__Exercise directions__
Only lines containing the string "Current" belong in the answer; copy all of them from the entries.

__Information provided__
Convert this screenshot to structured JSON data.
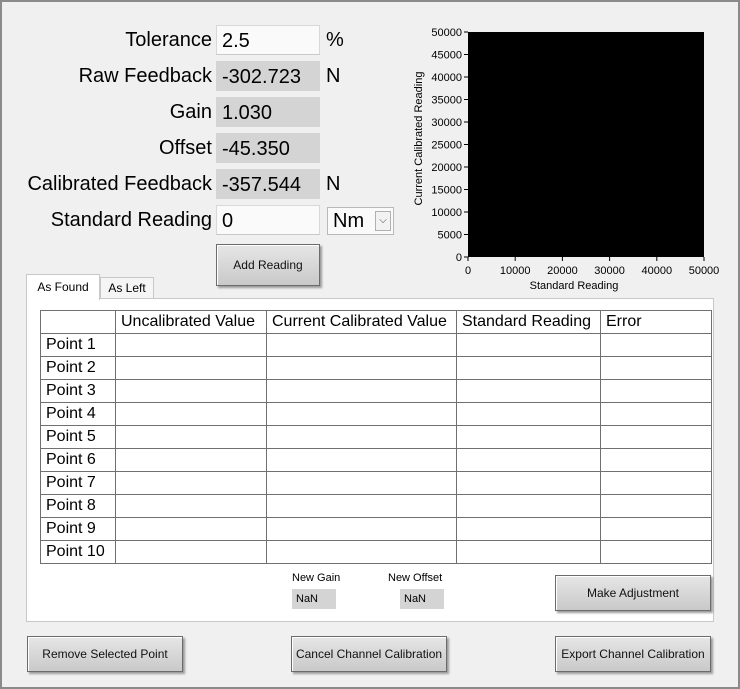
{
  "fields": {
    "tolerance": {
      "label": "Tolerance",
      "value": "2.5",
      "unit": "%"
    },
    "raw_feedback": {
      "label": "Raw Feedback",
      "value": "-302.723",
      "unit": "N"
    },
    "gain": {
      "label": "Gain",
      "value": "1.030"
    },
    "offset": {
      "label": "Offset",
      "value": "-45.350"
    },
    "calibrated_feedback": {
      "label": "Calibrated Feedback",
      "value": "-357.544",
      "unit": "N"
    },
    "standard_reading": {
      "label": "Standard Reading",
      "value": "0",
      "unit_selected": "Nm"
    }
  },
  "buttons": {
    "add_reading": "Add Reading",
    "make_adjustment": "Make Adjustment",
    "remove_selected_point": "Remove Selected Point",
    "cancel_channel_calibration": "Cancel Channel Calibration",
    "export_channel_calibration": "Export Channel Calibration"
  },
  "tabs": [
    {
      "label": "As Found",
      "active": true
    },
    {
      "label": "As Left",
      "active": false
    }
  ],
  "table": {
    "columns": [
      "",
      "Uncalibrated Value",
      "Current Calibrated Value",
      "Standard Reading",
      "Error"
    ],
    "rows": [
      "Point 1",
      "Point 2",
      "Point 3",
      "Point 4",
      "Point 5",
      "Point 6",
      "Point 7",
      "Point 8",
      "Point 9",
      "Point 10"
    ]
  },
  "new_gain": {
    "label": "New Gain",
    "value": "NaN"
  },
  "new_offset": {
    "label": "New Offset",
    "value": "NaN"
  },
  "chart_data": {
    "type": "scatter",
    "xlabel": "Standard Reading",
    "ylabel": "Current Calibrated Reading",
    "xlim": [
      0,
      50000
    ],
    "ylim": [
      0,
      50000
    ],
    "x_ticks": [
      "0",
      "10000",
      "20000",
      "30000",
      "40000",
      "50000"
    ],
    "y_ticks": [
      "0",
      "5000",
      "10000",
      "15000",
      "20000",
      "25000",
      "30000",
      "35000",
      "40000",
      "45000",
      "50000"
    ],
    "plot_background": "#000000",
    "points": []
  }
}
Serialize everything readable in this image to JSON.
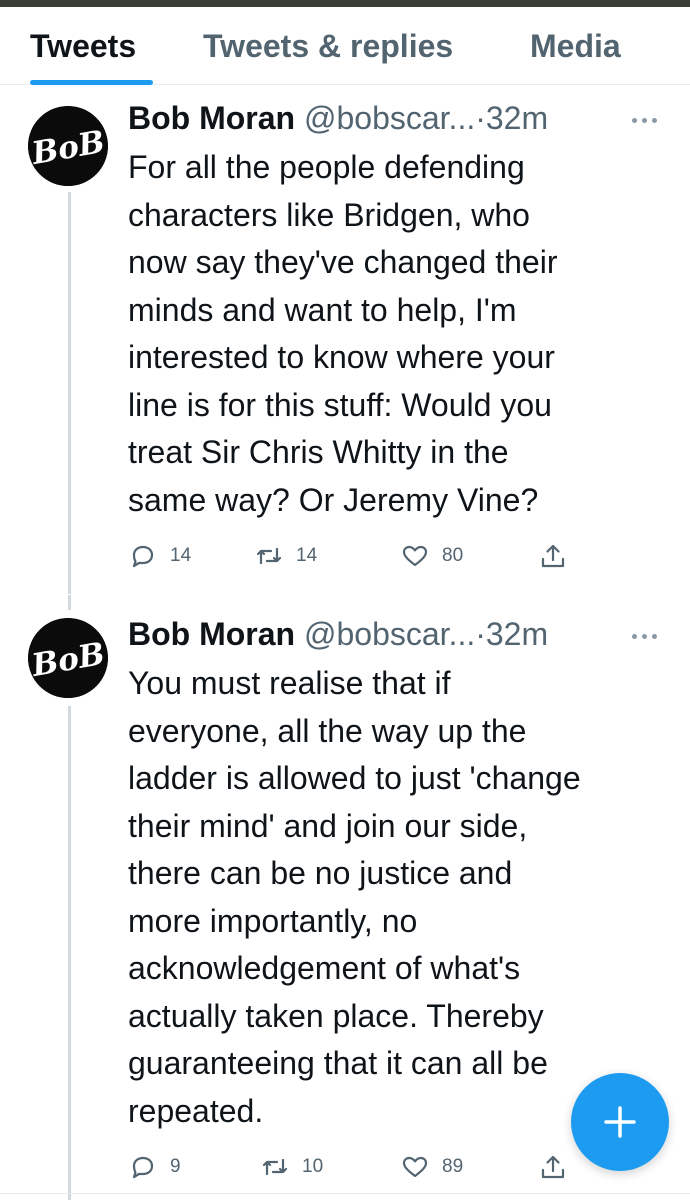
{
  "tabs": [
    {
      "label": "Tweets",
      "active": true
    },
    {
      "label": "Tweets & replies",
      "active": false
    },
    {
      "label": "Media",
      "active": false
    }
  ],
  "tweets": [
    {
      "avatar_text": "BoB",
      "name": "Bob Moran",
      "handle": "@bobscar...",
      "separator": "·",
      "time": "32m",
      "text": "For all the people defending\ncharacters like Bridgen, who\nnow say they've changed their\nminds and want to help, I'm\ninterested to know where your\nline is for this stuff: Would you\ntreat Sir Chris Whitty in the\nsame way? Or Jeremy Vine?",
      "replies": "14",
      "retweets": "14",
      "likes": "80"
    },
    {
      "avatar_text": "BoB",
      "name": "Bob Moran",
      "handle": "@bobscar...",
      "separator": "·",
      "time": "32m",
      "text": "You must realise that if\neveryone, all the way up the\nladder is allowed to just 'change\ntheir mind' and join our side,\nthere can be no justice and\nmore importantly, no\nacknowledgement of what's\nactually taken place. Thereby\nguaranteeing that it can all be\nrepeated.",
      "replies": "9",
      "retweets": "10",
      "likes": "89"
    }
  ],
  "icons": {
    "reply": "reply-icon",
    "retweet": "retweet-icon",
    "like": "heart-icon",
    "share": "share-icon",
    "more": "more-icon",
    "compose": "plus-icon"
  },
  "colors": {
    "accent": "#1d9bf0",
    "text": "#0f1419",
    "secondary": "#536471",
    "divider": "#e6ecf0",
    "thread": "#cfd9de"
  }
}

__Solved exercise__
      "Current Calibrated Value",
    "ylabel": "Current Calibrated Reading",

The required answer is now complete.